And yet our Diggers are expected, as part of their normal work conditions, to be killed or terribly wounded. And while I applaud the many public servants, (Police, Paramedics, Firefighters, Nurses, Prison and Ambulance Officers) who also run the risk, as part of their normal work conditions, of being killed or terribly wounded, these public servants' rights at work are protected by unions.

This clearly is not the case for members of our tri-services and so this is the reason why a Bill such as this is needed to protect the wages of members of our ADF. Who could reasonably argue against the proposal that our Diggers—who are prepared to shed blood in war for us—should also have their remuneration linked to those who send them to war?


There may be opponents of the principle that men and women of our ADF receive—and are guaranteed fair pay. Those opponents may try and argue that this Bill breaches sections of Australia's Constitution.

Throughout the drafting of this Bill I've been aware of that possibility, however the best legal advice I've received from the Office of Parliamentary Council is that the Defence Amendment (Fair Pay for Members of the ADF) Bill 2014 does not breach any provisions of Australia's Constitution.

Therefore anyone who says otherwise, is simply trying to procrastinate, muddy the waters and let the Abbott Government off the hook, with regard to their appalling and insincere management of the Defence pay crisis.

In closing

In closing, I'll remind Senators of the minimal and modest pay rises that the members of the ADF have suffered over the last decade. A decade where a few men and women of our defence family shouldered a great burden in the defence of our Nation.

An independent Parliamentary brief I commissioned on the rates of defence force pay rate rises in part reads:

Defence pay increases

There is no single list of the percentage salary increase for ADF members. Therefore, in order to calculate the increases I have used the base line salary for a Warrant Officer Class 1 as listed in each year's WRA and calculated the rate of increase year to year. In addition, I have cross-checked the figure against the salary for a Pilot Officer. The average rise across the 10 years is just over 3 per cent."

Parliamentary research also shows that in one year alone (2012) Australian politicians were awarded a 34.3 per cent pay rise from $140, 910 to $190,550.

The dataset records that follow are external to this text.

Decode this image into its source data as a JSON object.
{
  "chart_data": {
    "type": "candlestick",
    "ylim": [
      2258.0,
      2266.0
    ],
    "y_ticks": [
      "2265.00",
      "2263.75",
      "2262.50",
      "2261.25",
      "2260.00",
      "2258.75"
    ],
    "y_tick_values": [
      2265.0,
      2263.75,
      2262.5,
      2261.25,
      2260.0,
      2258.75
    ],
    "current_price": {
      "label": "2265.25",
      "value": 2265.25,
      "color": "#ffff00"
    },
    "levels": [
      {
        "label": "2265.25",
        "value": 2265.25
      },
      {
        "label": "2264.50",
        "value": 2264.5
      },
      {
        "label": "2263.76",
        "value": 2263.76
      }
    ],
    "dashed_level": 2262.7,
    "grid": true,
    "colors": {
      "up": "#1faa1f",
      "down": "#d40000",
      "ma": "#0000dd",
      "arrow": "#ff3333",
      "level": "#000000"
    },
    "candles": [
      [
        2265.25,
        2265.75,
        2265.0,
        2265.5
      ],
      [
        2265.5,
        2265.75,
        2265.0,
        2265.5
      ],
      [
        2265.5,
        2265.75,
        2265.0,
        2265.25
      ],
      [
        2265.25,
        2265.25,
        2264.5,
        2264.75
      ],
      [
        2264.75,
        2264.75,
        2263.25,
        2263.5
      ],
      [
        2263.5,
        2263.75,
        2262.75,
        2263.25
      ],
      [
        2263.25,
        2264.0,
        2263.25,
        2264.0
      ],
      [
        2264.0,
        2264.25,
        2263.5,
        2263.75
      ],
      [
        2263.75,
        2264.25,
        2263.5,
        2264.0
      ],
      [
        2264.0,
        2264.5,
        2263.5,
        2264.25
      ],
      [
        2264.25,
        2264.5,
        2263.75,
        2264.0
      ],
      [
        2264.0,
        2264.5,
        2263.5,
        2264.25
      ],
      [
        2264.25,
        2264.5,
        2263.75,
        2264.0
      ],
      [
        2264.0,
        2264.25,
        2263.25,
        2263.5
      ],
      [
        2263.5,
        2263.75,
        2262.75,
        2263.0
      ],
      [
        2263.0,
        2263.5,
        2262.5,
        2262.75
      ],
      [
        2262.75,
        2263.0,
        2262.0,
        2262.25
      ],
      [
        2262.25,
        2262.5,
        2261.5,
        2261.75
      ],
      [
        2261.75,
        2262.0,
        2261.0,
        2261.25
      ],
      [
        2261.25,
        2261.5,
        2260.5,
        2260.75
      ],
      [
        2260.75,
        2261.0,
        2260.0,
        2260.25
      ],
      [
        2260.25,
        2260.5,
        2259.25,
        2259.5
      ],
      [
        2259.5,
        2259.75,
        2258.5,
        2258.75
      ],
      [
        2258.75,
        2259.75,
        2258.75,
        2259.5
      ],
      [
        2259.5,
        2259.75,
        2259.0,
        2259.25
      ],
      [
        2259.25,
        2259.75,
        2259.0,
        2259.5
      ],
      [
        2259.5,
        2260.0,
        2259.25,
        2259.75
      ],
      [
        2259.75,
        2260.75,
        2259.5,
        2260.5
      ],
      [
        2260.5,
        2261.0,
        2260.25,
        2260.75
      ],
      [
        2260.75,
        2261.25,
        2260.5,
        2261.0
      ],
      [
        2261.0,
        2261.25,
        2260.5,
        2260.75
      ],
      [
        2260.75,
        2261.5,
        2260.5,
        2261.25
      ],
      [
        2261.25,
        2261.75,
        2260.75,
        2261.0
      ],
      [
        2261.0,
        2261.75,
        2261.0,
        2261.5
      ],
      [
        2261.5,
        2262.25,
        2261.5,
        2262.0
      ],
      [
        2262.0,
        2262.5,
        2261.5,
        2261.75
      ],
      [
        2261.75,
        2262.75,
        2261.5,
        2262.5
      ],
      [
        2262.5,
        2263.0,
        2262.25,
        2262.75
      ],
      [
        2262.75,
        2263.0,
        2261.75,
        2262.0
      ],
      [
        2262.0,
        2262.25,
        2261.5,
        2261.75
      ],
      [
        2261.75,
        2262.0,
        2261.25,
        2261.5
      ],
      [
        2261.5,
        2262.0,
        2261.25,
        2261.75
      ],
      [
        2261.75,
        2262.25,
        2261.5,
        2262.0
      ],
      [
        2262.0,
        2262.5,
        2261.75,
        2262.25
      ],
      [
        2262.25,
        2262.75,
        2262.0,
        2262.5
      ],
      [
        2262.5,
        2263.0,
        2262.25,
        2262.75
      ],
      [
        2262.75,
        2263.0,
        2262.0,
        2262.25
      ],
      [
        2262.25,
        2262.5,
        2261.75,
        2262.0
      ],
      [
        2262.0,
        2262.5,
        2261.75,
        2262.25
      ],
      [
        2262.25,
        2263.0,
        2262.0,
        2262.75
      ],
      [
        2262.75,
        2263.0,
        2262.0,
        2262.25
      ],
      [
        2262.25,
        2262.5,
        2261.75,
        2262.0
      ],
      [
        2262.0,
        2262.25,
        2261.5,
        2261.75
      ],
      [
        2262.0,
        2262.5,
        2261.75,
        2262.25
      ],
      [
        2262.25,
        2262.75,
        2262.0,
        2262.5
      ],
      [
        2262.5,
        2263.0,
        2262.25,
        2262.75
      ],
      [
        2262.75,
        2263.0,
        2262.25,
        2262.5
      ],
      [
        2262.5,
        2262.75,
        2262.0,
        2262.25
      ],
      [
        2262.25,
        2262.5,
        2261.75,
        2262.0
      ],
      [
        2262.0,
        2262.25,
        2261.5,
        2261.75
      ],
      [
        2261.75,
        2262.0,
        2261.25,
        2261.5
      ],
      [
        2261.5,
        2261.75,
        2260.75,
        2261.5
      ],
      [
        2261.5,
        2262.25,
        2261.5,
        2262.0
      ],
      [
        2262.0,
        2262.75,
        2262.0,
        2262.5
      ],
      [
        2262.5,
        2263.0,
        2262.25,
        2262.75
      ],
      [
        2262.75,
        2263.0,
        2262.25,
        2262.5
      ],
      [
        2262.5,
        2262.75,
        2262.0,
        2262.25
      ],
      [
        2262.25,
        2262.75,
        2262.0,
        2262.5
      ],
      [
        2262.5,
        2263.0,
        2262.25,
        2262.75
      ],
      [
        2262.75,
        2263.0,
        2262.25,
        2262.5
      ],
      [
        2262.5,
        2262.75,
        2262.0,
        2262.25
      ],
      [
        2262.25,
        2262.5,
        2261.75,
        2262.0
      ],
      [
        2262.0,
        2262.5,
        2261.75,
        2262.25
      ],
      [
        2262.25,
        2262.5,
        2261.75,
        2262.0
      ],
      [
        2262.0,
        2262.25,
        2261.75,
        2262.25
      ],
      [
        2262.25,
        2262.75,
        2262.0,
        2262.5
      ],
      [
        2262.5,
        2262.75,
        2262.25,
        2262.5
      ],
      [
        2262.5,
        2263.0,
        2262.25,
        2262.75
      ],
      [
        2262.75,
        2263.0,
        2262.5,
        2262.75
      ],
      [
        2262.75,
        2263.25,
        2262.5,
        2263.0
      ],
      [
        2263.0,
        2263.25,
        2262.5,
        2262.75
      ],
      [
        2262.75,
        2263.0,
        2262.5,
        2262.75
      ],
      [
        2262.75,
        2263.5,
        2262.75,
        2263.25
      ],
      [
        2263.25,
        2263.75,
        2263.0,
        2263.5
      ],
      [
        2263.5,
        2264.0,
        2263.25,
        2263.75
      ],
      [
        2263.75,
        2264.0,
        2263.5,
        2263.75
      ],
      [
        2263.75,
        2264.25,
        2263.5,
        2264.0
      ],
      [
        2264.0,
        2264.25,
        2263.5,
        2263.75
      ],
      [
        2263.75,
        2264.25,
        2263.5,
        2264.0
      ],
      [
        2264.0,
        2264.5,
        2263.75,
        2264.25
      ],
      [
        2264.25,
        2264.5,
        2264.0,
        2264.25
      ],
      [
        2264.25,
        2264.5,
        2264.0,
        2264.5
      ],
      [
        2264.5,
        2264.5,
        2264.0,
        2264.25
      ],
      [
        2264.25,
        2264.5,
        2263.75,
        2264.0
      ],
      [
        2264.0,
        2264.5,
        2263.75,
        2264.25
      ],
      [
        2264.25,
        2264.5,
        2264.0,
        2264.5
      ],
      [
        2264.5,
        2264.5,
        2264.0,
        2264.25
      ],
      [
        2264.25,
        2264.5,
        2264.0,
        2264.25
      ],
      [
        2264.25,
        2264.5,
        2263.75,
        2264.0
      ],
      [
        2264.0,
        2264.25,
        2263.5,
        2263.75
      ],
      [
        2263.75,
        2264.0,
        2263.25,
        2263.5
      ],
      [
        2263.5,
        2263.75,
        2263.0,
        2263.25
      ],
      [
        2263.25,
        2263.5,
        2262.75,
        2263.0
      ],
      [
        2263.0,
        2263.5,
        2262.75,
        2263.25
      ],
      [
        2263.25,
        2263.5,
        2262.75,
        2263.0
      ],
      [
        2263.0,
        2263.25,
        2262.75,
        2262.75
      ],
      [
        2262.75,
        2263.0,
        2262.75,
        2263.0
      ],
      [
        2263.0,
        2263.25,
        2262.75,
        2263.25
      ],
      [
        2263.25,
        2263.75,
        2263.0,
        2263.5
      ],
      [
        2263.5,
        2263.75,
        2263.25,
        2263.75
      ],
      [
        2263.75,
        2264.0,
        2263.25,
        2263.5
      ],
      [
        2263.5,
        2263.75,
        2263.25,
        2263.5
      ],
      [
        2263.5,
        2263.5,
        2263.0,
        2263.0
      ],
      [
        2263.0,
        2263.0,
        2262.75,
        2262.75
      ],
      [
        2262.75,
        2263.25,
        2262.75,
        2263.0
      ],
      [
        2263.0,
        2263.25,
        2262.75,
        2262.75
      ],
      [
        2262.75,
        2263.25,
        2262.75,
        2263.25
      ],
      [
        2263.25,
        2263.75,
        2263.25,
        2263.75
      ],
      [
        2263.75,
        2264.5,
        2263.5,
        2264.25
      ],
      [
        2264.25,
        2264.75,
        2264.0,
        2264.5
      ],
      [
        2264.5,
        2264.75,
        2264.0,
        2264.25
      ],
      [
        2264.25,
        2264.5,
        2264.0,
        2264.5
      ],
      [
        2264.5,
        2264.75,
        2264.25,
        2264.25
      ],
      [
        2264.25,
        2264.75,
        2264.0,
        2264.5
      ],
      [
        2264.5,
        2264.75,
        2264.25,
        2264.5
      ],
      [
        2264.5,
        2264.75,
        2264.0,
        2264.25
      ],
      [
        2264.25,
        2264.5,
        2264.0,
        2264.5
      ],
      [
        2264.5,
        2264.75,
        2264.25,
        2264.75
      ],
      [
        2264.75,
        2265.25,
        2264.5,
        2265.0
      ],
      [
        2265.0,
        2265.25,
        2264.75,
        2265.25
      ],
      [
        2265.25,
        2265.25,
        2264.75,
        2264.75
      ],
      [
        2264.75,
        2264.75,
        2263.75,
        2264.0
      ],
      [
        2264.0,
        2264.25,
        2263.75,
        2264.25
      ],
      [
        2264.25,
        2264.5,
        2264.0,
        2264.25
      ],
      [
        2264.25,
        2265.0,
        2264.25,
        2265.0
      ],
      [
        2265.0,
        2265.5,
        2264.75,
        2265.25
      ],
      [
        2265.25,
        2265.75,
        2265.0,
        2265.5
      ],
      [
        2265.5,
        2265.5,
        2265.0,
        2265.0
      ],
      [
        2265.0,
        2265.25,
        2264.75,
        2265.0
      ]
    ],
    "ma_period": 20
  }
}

This was an increase in one year of almost $50K ($49,640) for an Australian Politician—while an Australian Soldier (pay band 9 Corporalnow $76K p/a) received a 2.5 per cent pay rise or approximately an extra $1,900 per year.

My critics have said that I'll just be a lone voice in Parliament, but what they fail to understand is that a lone voice, armed with the facts, passion and the truth in our Parliament—a great chamber of democratic debate, can influence and change the course of history for the better.

Our men and women of the ADF deserve pay automatically linked to our politicians or at least pay which will keep track with inflation.

Bitter experience has shown that they can't rely on politicians to rally to their side—unless it was during a memorial day and there was a media opportunity in it for the politician.

My calculations reveal that a fair ADF pay deal will only cost the Abbott Government an extra 1.5 per cent or approximately $121M per year.

We send more than $500M in foreign aid each year to Indonesia alone. They have a military with nearly 10 times the troops as our ADF. There's plenty of money in the budget, we just don't have the decision-makers with the right priorities.

In advance, I thank the Australian Labor Party, the Greens and my fellow crossbench Senators for their genuine goodwill and co-operation in order to fix a terrible injustice—the ADF pay crisis.

I commend the Defence Amendment (Fair Pay for Members of the ADF) Bill 2014 to the Senate, the Australian people, my Tasmania and the heroes in our Army, Navy and RAAF.

I seek leave to continue my remarks later.

Leave granted; debate adjourned.